Most people know of Valhalla, the World-Tree and the gods of Norse mythology, or the strange hunts and voyages of the ancient lrish tales. Yet few people realise the significance of the similarities and contrasts between the religions of the pre-Christian people of north-western Europe.
The Celts and Germans and Scandinavians had much in common in their religious practices and beliefs, and this is the first serious attempt that has been made to compare them. There are striking resemblances in their ideas about battle-goddesses and protective spirits, holy places, sacrificial rituals, divination and ideas about the Other World; and Myths and Symbols in Pagan Europe poses questions like: do such parallels go back to early times or are they owing to late Viking contact?

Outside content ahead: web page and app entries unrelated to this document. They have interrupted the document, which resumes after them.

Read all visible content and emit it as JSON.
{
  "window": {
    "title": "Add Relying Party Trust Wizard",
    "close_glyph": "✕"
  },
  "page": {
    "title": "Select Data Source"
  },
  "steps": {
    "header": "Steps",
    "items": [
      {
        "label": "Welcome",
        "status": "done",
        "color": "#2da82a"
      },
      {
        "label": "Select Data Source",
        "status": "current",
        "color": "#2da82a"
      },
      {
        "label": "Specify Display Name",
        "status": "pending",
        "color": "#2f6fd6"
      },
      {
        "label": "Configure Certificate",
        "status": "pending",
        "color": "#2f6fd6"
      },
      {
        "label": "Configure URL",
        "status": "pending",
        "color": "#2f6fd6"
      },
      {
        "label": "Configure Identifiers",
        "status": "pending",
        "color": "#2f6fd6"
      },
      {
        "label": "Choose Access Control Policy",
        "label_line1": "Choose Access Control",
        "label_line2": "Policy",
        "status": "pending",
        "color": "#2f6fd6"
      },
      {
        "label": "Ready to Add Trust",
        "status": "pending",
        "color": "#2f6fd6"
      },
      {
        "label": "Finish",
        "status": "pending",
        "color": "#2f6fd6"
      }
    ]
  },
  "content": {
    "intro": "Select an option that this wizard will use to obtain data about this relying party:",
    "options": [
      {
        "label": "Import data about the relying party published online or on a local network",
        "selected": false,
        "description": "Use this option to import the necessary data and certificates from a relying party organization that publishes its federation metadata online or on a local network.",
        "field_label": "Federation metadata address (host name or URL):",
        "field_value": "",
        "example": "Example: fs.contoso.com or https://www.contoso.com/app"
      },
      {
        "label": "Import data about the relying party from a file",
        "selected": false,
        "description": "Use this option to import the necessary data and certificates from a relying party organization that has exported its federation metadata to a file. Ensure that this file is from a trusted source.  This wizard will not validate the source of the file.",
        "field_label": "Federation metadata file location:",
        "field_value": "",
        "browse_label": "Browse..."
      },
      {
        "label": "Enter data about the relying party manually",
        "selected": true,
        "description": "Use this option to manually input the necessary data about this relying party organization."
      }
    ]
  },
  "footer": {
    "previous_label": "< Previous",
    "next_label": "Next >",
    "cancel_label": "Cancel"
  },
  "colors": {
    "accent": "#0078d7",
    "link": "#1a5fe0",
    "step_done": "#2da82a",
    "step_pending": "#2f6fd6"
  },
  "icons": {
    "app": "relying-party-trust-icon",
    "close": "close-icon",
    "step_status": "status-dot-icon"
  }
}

Hilda Ellis Davidson has worked for many years on pre-Christian Scandinavian and Germanic religion and now compares them with the Celts from the background of previous studies, using evidence from archaeology, iconography, later literature and folklore, in a search for basic patterns which will add to our knowledge of the early peoples in Europe.
Aimed at teachers and libraries but also accessible to students of history, religion and Celtic, Norse and German languages and cultures.
H. R. Ellis Davidson was formerly Vice-President of Lucy Cavendish College, Cambridge, and President of the Folklore Society.
6 x 9, 280 pages, 24 black and white illustrations